For the string "this", search the entries below and copy every line where it appears.

++++++++

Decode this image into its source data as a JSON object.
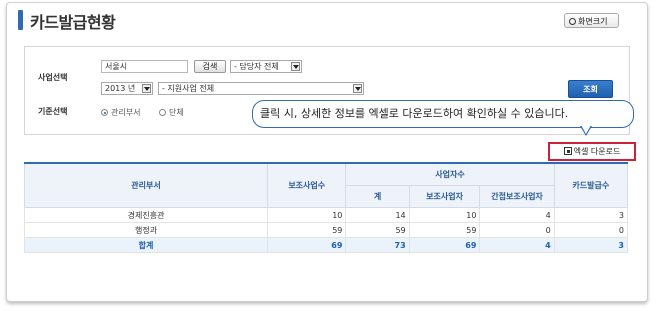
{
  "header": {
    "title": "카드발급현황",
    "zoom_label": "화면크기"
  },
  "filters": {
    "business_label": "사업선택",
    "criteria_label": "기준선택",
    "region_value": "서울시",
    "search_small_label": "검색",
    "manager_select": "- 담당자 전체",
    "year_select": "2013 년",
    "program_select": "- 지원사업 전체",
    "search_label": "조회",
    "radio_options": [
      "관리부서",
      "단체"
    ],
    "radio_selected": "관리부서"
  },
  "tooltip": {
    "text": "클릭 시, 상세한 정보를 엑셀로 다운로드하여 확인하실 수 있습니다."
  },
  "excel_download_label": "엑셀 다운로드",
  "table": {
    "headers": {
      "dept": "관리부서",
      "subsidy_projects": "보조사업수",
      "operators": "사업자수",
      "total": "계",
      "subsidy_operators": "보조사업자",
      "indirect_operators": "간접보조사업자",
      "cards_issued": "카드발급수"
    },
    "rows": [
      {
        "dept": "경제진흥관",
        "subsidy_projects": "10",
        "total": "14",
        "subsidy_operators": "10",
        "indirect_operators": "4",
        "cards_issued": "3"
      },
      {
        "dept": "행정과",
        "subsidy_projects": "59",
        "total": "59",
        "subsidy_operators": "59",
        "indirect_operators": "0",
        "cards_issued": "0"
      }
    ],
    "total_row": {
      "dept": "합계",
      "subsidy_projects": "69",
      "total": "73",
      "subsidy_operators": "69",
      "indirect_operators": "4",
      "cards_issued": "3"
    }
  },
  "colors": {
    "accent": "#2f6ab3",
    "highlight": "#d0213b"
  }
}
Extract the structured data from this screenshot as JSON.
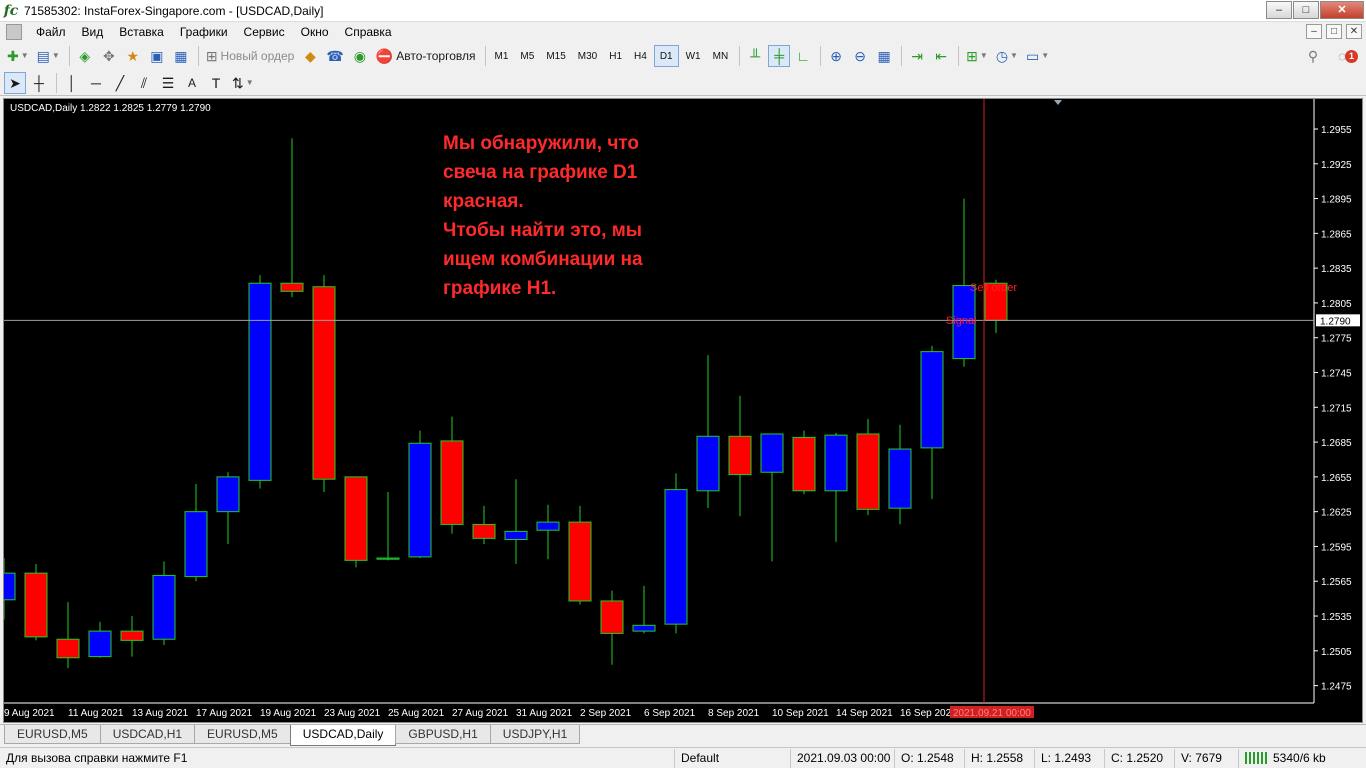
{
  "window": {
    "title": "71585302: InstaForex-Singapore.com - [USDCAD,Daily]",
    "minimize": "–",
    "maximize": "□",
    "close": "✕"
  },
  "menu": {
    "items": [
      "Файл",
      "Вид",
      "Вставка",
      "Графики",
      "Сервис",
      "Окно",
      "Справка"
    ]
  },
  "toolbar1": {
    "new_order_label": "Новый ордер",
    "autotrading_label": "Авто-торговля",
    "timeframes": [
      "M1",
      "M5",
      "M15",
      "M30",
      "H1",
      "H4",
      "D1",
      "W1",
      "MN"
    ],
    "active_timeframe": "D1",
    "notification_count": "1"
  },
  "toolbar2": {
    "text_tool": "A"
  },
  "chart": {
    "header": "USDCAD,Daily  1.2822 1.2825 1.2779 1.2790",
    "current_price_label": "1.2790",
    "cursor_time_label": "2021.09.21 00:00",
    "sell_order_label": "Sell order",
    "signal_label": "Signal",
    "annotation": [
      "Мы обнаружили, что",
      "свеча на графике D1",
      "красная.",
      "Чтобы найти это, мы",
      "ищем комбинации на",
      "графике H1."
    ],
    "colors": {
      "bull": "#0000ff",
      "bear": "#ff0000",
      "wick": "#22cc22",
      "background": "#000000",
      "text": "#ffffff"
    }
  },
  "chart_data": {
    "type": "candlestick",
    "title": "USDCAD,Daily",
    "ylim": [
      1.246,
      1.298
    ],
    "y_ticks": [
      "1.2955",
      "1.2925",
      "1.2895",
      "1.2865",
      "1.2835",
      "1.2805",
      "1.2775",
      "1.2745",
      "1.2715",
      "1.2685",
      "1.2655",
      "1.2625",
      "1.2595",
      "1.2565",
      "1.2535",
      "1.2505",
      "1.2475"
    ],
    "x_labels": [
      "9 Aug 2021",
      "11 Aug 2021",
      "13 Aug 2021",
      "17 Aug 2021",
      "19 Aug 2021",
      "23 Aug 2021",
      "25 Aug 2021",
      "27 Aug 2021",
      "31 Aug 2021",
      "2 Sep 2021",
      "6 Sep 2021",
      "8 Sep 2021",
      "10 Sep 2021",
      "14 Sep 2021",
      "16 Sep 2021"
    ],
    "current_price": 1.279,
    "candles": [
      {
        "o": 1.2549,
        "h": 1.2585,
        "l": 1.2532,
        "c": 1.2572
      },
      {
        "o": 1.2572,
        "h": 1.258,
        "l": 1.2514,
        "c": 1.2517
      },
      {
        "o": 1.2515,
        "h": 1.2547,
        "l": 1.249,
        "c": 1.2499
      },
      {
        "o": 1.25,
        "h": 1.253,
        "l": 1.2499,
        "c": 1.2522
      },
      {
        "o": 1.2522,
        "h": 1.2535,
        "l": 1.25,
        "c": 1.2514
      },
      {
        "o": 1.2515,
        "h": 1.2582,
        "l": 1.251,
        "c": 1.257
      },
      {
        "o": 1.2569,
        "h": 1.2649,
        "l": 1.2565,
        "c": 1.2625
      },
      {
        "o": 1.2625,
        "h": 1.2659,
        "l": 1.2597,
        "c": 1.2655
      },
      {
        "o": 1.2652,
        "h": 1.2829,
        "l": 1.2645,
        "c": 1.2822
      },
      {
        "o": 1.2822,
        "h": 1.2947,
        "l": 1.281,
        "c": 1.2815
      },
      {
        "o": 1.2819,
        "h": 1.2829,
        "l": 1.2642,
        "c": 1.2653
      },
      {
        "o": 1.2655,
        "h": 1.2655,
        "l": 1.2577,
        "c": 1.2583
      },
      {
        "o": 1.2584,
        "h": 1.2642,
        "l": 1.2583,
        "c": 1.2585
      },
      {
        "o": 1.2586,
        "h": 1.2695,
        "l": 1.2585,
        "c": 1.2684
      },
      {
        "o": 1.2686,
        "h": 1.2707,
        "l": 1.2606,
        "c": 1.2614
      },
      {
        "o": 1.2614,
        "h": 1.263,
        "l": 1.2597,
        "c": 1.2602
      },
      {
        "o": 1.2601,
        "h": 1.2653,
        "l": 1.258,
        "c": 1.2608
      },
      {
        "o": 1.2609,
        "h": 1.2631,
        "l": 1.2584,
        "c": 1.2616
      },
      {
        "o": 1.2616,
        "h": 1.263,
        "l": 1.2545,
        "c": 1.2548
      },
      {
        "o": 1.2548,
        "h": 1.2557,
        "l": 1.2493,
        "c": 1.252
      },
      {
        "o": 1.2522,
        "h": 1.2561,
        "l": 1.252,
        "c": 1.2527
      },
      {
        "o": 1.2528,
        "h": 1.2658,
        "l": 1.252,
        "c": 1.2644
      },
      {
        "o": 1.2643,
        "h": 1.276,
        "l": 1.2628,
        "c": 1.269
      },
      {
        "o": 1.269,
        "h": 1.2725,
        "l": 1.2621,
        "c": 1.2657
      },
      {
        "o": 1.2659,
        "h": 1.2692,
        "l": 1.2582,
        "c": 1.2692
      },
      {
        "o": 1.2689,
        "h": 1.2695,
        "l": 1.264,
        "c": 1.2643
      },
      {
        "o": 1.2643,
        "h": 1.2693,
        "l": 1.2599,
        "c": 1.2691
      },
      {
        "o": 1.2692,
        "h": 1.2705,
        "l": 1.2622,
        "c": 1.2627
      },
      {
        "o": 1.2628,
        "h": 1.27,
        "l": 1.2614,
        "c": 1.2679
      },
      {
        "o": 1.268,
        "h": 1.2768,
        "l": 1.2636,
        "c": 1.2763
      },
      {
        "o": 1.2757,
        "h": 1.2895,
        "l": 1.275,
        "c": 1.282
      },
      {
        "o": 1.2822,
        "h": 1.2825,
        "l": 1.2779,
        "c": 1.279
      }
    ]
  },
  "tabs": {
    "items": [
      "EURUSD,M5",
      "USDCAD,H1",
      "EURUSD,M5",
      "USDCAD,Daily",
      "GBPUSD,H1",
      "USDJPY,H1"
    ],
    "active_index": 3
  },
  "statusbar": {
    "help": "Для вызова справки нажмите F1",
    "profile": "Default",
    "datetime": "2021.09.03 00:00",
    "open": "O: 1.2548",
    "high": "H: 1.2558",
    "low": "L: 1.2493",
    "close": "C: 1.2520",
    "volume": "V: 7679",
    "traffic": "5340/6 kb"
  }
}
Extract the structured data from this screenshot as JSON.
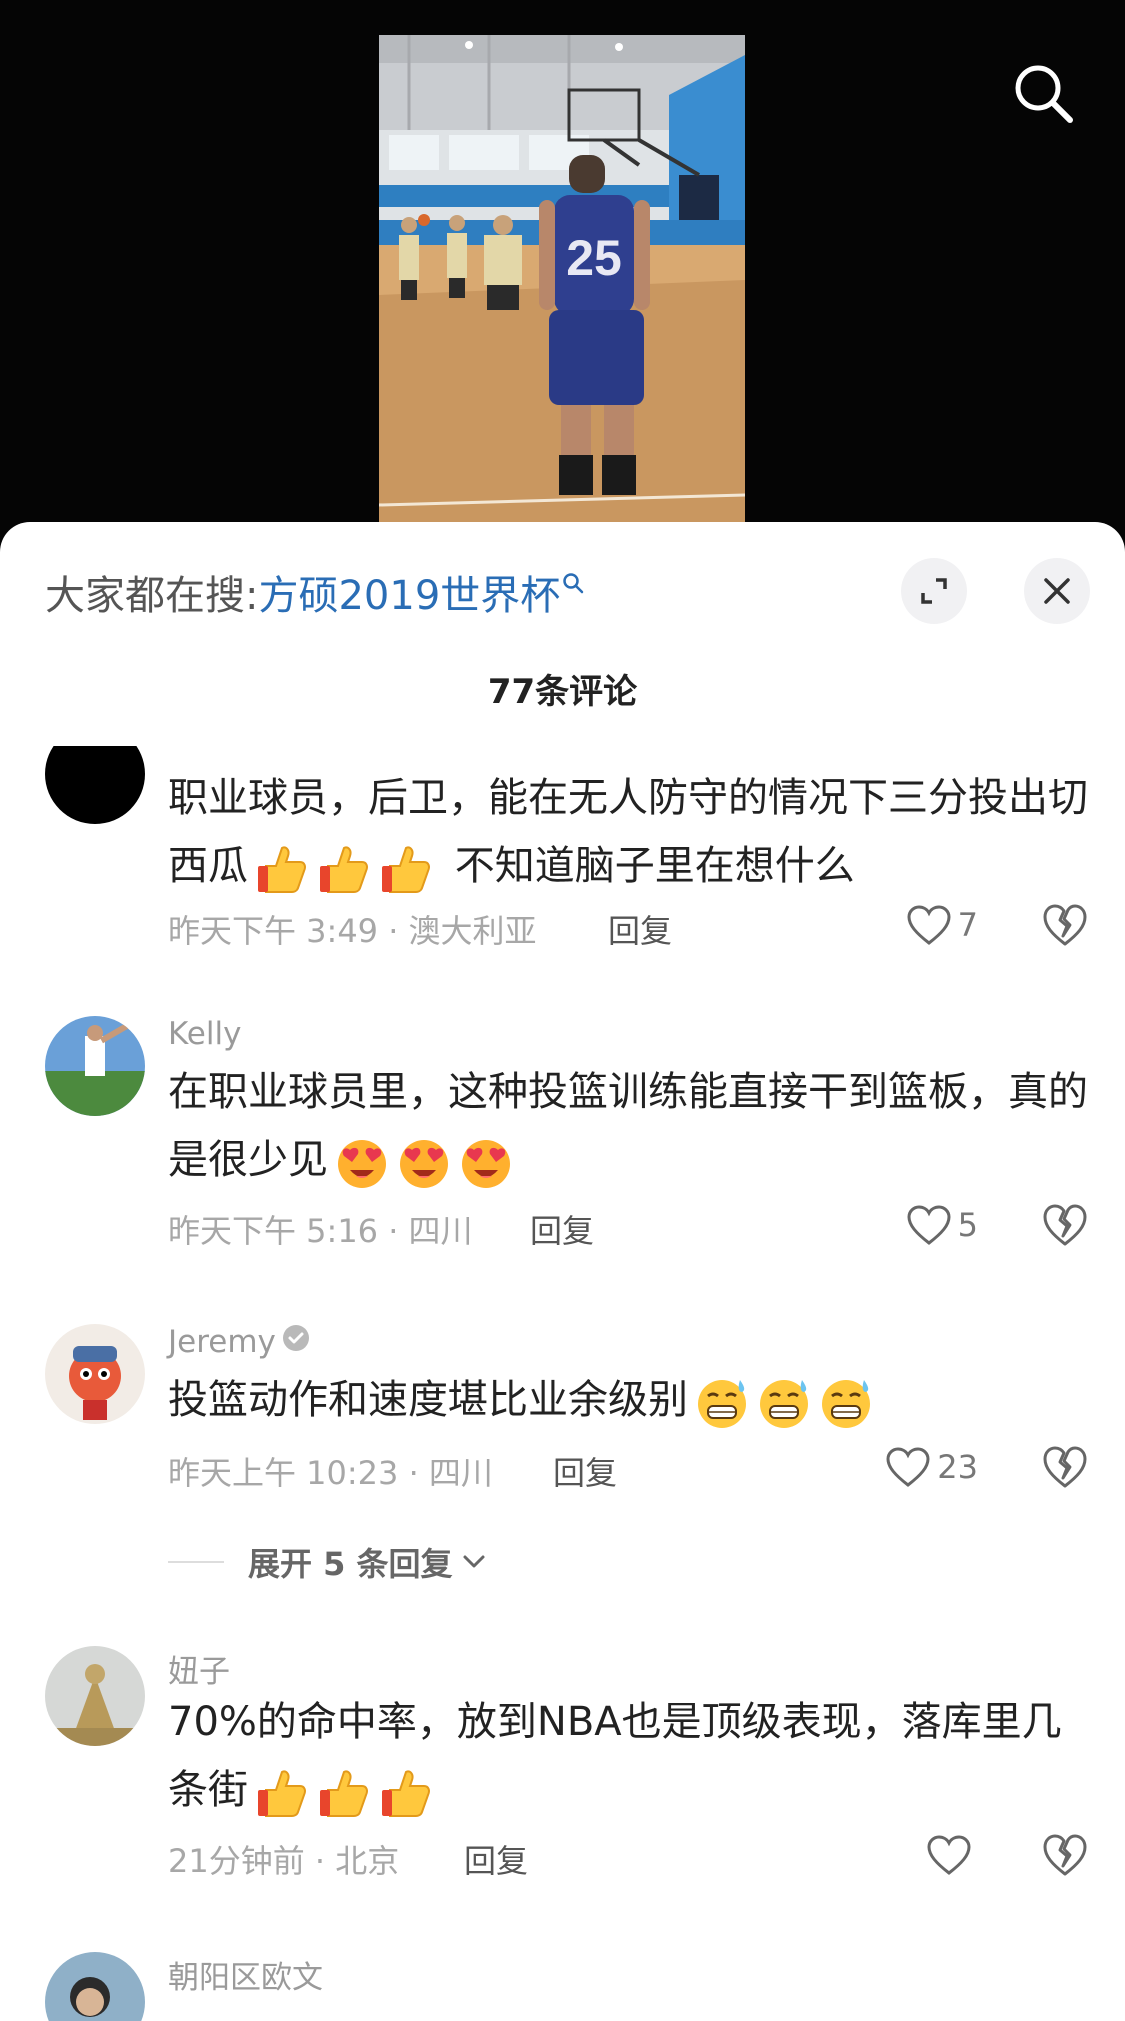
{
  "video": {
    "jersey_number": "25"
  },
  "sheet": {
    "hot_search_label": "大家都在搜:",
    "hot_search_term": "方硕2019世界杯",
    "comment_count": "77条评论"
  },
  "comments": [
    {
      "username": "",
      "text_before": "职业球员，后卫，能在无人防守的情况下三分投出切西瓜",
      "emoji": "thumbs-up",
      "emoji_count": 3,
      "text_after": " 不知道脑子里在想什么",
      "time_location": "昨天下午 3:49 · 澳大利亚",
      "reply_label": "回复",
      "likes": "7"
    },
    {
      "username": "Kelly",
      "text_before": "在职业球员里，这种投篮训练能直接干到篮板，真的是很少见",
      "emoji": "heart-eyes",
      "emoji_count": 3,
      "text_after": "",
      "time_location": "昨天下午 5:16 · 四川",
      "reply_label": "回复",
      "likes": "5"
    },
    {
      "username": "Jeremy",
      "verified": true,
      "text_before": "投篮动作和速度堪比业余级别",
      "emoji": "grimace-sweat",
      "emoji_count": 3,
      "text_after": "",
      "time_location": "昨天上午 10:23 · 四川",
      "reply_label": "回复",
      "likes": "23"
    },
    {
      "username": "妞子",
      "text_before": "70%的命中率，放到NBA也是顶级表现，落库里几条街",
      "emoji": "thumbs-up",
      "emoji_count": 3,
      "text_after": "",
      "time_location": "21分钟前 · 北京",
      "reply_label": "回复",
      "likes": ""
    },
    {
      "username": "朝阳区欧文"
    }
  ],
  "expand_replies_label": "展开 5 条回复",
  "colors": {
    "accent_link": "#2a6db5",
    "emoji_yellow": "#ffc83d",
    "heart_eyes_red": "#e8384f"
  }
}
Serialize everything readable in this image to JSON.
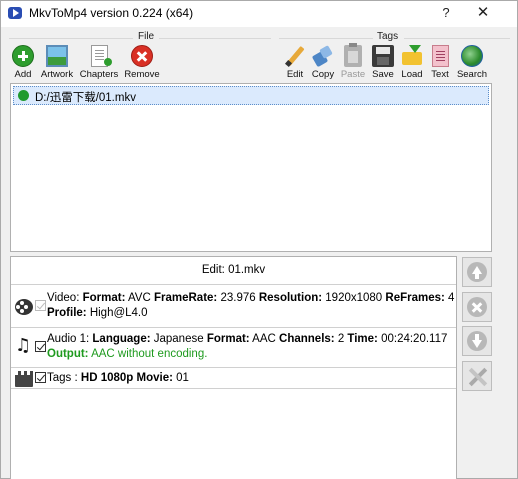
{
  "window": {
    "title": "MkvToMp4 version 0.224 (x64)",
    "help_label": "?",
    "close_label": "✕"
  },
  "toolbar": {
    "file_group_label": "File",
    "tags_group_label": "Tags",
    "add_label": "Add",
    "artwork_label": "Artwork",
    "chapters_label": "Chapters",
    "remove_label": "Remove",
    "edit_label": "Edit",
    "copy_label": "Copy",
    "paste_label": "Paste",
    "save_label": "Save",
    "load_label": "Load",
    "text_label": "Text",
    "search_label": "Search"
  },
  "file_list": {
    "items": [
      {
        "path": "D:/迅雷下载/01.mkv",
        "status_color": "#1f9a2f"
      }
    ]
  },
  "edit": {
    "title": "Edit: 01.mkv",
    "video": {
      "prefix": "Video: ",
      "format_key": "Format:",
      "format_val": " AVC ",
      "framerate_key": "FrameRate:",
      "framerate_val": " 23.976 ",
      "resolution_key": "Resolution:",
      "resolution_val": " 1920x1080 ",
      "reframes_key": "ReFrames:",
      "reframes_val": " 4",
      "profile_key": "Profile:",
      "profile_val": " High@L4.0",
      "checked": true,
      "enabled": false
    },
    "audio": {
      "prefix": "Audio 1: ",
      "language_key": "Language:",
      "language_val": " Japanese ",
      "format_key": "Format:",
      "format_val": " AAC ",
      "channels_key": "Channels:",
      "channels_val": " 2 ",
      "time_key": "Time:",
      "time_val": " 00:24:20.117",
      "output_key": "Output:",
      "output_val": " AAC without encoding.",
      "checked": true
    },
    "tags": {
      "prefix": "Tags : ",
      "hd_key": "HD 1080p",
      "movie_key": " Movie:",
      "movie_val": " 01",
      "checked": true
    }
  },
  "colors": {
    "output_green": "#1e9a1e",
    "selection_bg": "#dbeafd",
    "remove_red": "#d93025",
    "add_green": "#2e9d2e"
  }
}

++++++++

EXERCISE OUTPUT:
Decode this image into its source data as a JSON object.
Extract the structured data from this screenshot as JSON.
Extract the structured data from this screenshot as JSON.
Serialize everything readable in this image to JSON.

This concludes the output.